  • Gender
  • Long QT syndrome
  • Pore-loop mutations
  • Sudden cardiac death

ASJC Scopus subject areas

  • Cardiology and Cardiovascular Medicine
  • Physiology (medical)

Cite this

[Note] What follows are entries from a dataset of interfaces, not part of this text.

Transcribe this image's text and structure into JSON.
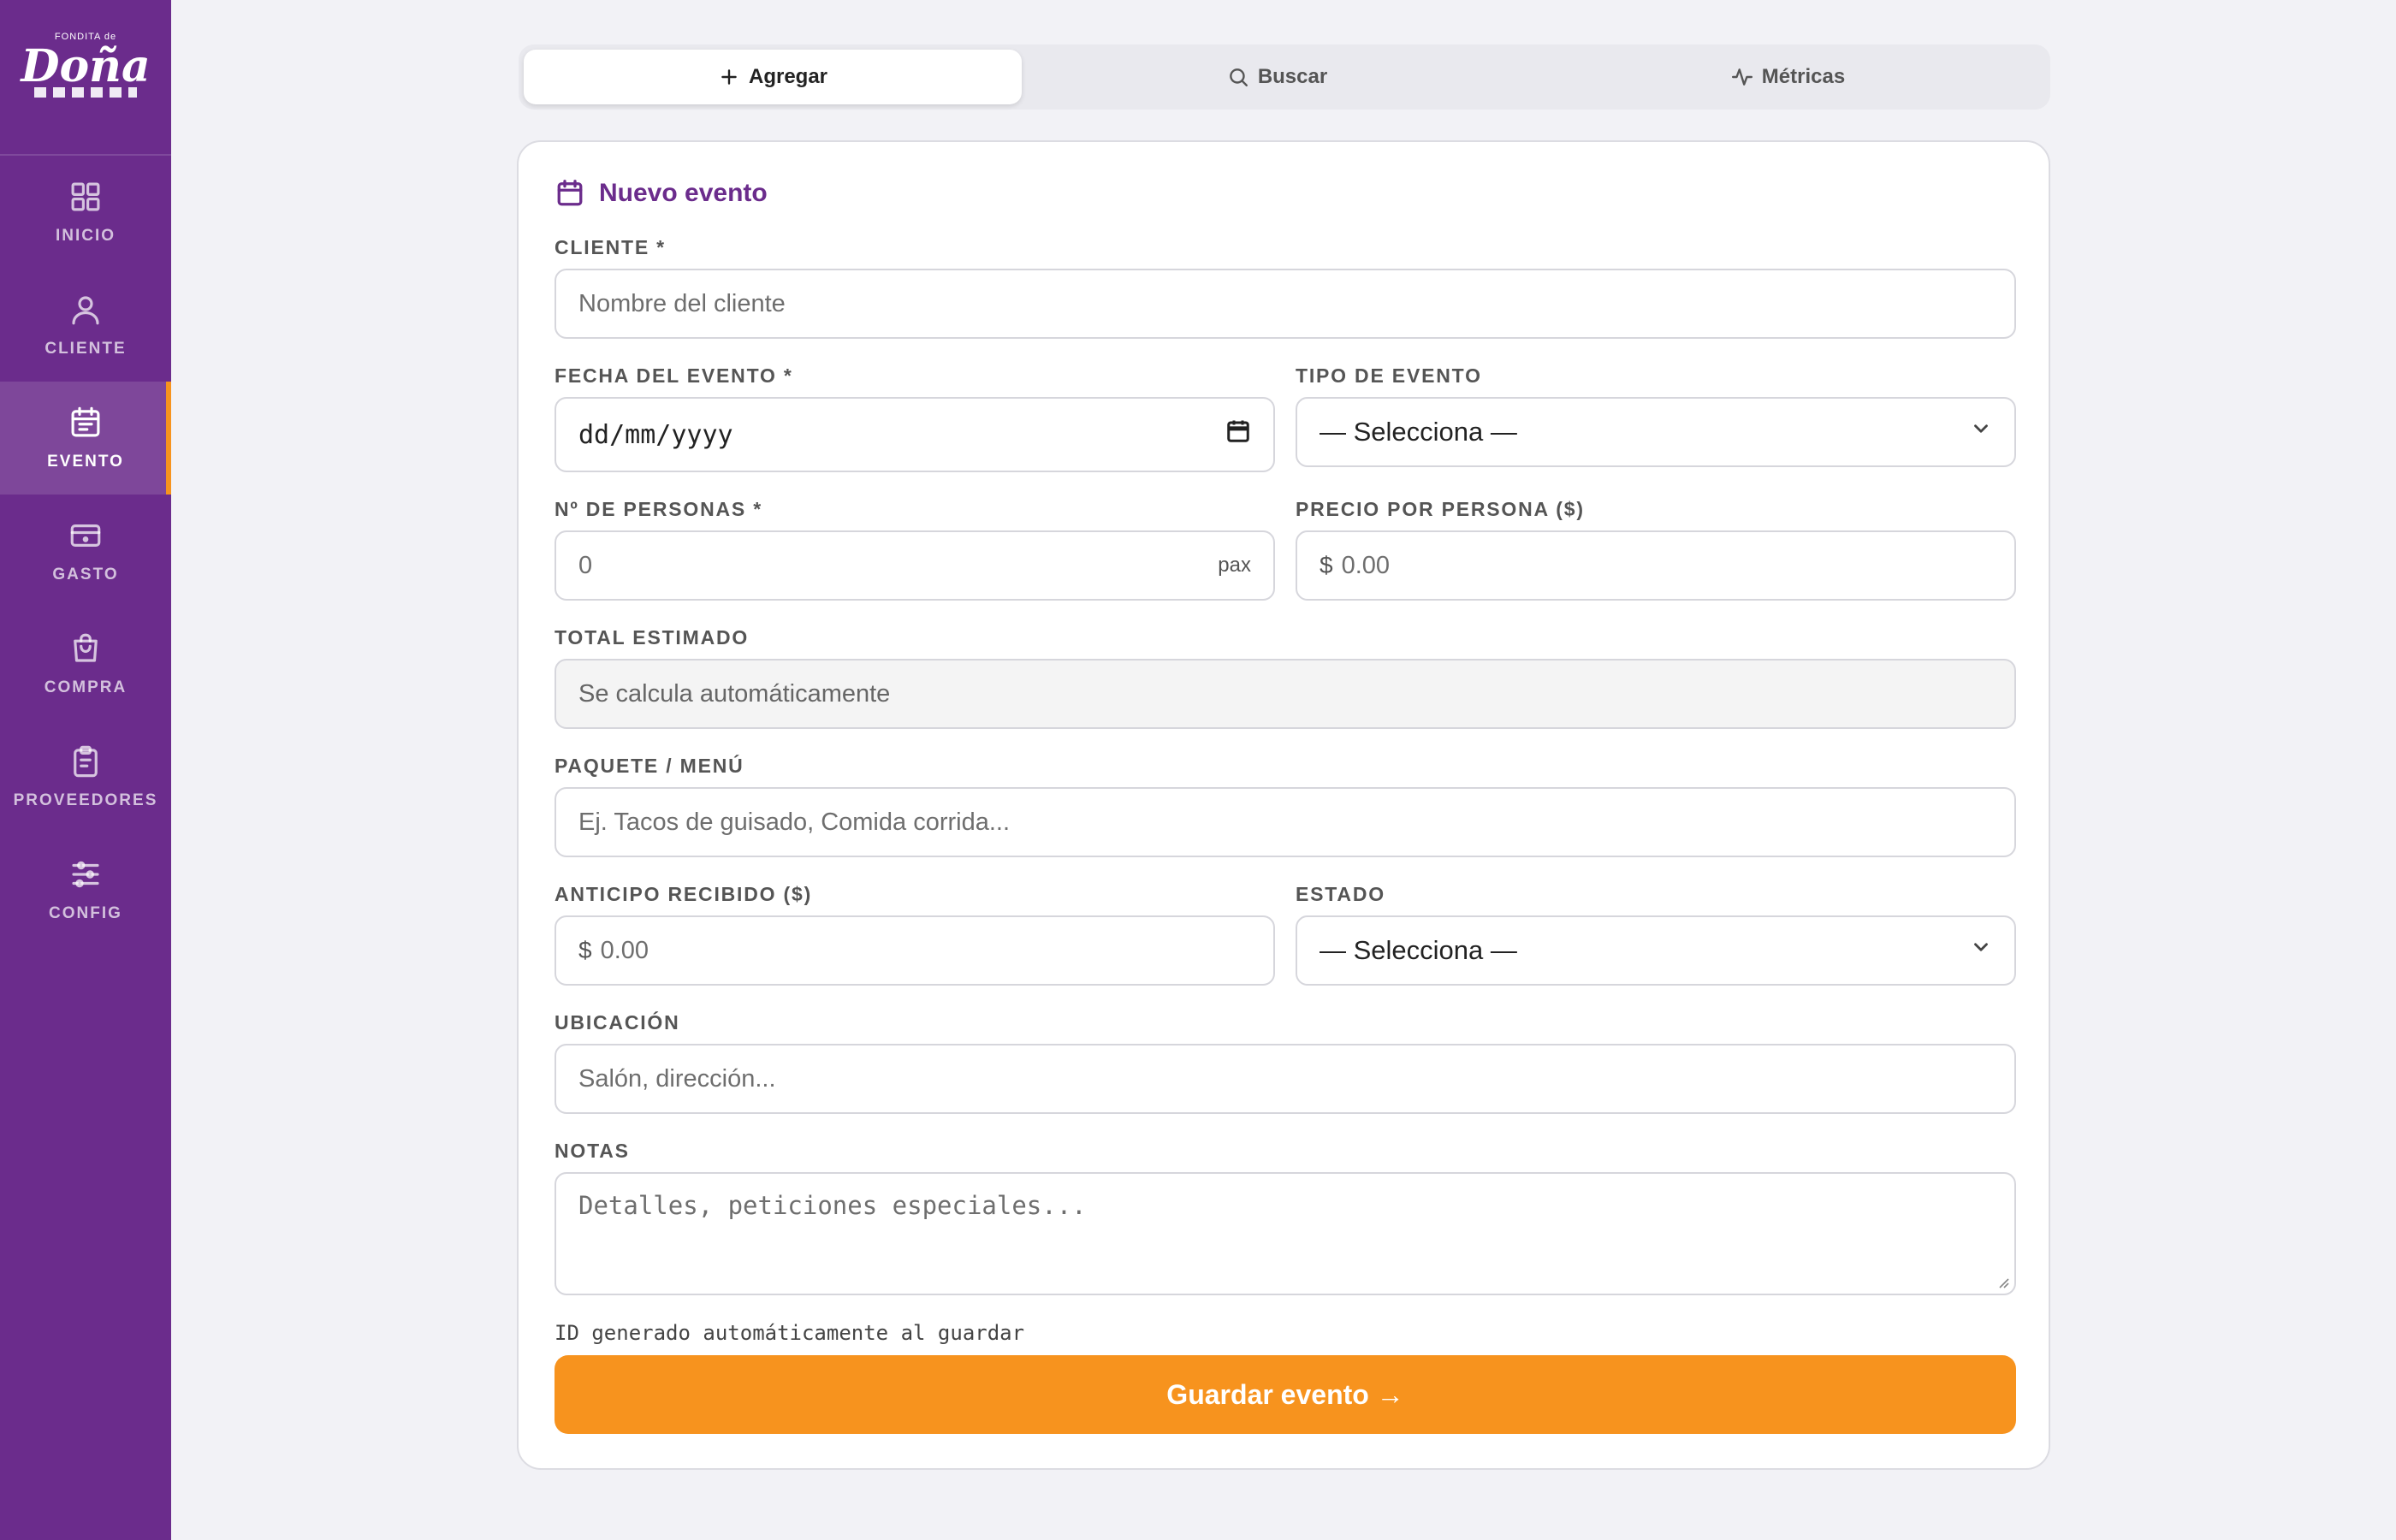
{
  "brand": {
    "small": "FONDITA de",
    "name": "Doña"
  },
  "sidebar": {
    "items": [
      {
        "label": "INICIO",
        "icon": "grid-icon"
      },
      {
        "label": "CLIENTE",
        "icon": "user-icon"
      },
      {
        "label": "EVENTO",
        "icon": "calendar-icon",
        "active": true
      },
      {
        "label": "GASTO",
        "icon": "card-icon"
      },
      {
        "label": "COMPRA",
        "icon": "bag-icon"
      },
      {
        "label": "PROVEEDORES",
        "icon": "clipboard-icon"
      },
      {
        "label": "CONFIG",
        "icon": "sliders-icon"
      }
    ]
  },
  "tabs": [
    {
      "label": "Agregar",
      "icon": "plus-icon",
      "active": true
    },
    {
      "label": "Buscar",
      "icon": "search-icon"
    },
    {
      "label": "Métricas",
      "icon": "activity-icon"
    }
  ],
  "form": {
    "title": "Nuevo evento",
    "cliente": {
      "label": "CLIENTE *",
      "placeholder": "Nombre del cliente"
    },
    "fecha": {
      "label": "FECHA DEL EVENTO *",
      "value": "dd/mm/yyyy"
    },
    "tipo": {
      "label": "TIPO DE EVENTO",
      "value": "— Selecciona —"
    },
    "personas": {
      "label": "Nº DE PERSONAS *",
      "placeholder": "0",
      "suffix": "pax"
    },
    "precio": {
      "label": "PRECIO POR PERSONA ($)",
      "prefix": "$",
      "placeholder": "0.00"
    },
    "total": {
      "label": "TOTAL ESTIMADO",
      "placeholder": "Se calcula automáticamente"
    },
    "paquete": {
      "label": "PAQUETE / MENÚ",
      "placeholder": "Ej. Tacos de guisado, Comida corrida..."
    },
    "anticipo": {
      "label": "ANTICIPO RECIBIDO ($)",
      "prefix": "$",
      "placeholder": "0.00"
    },
    "estado": {
      "label": "ESTADO",
      "value": "— Selecciona —"
    },
    "ubicacion": {
      "label": "UBICACIÓN",
      "placeholder": "Salón, dirección..."
    },
    "notas": {
      "label": "NOTAS",
      "placeholder": "Detalles, peticiones especiales..."
    },
    "id_note": "ID generado automáticamente al guardar",
    "save_label": "Guardar evento →"
  },
  "colors": {
    "sidebar": "#6b2c8c",
    "accent": "#f7931e",
    "title": "#6b2c8c"
  }
}
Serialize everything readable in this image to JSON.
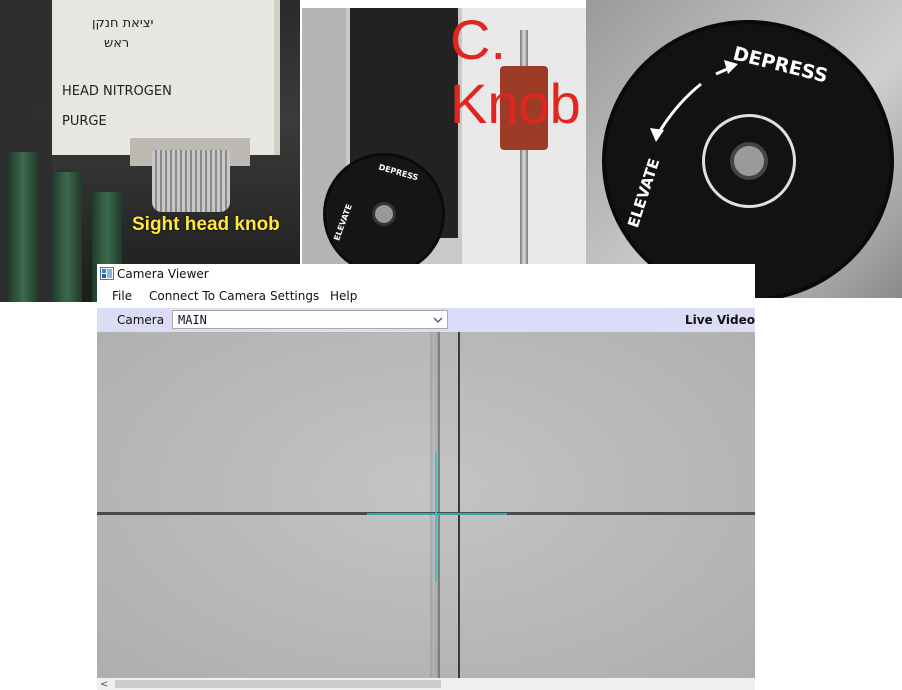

Migdalovich, D., Moss, A. J., Lopes, C. M., Costa, J., Ouellet, G., Barsheshet, A., McNitt, S., Polonsky, S., Robinson, J. L., Zareba, W., Ackerman, M. J., Benhorin, J., Kaufman, E. S., Platonov, P. G., Shimizu, W., Towbin, J. A., Vincent, G. M., Wilde, A. A. M., & Goldenberg, I. (2011). Mutation and gender-specific risk in type 2 long QT syndrome: Implications for risk stratification for life-threatening cardiac events in patients with long QT syndrome. Heart Rhythm, 8(10), 1537-1543. https://doi.org/10.1016/j.hrthm.2011.03.049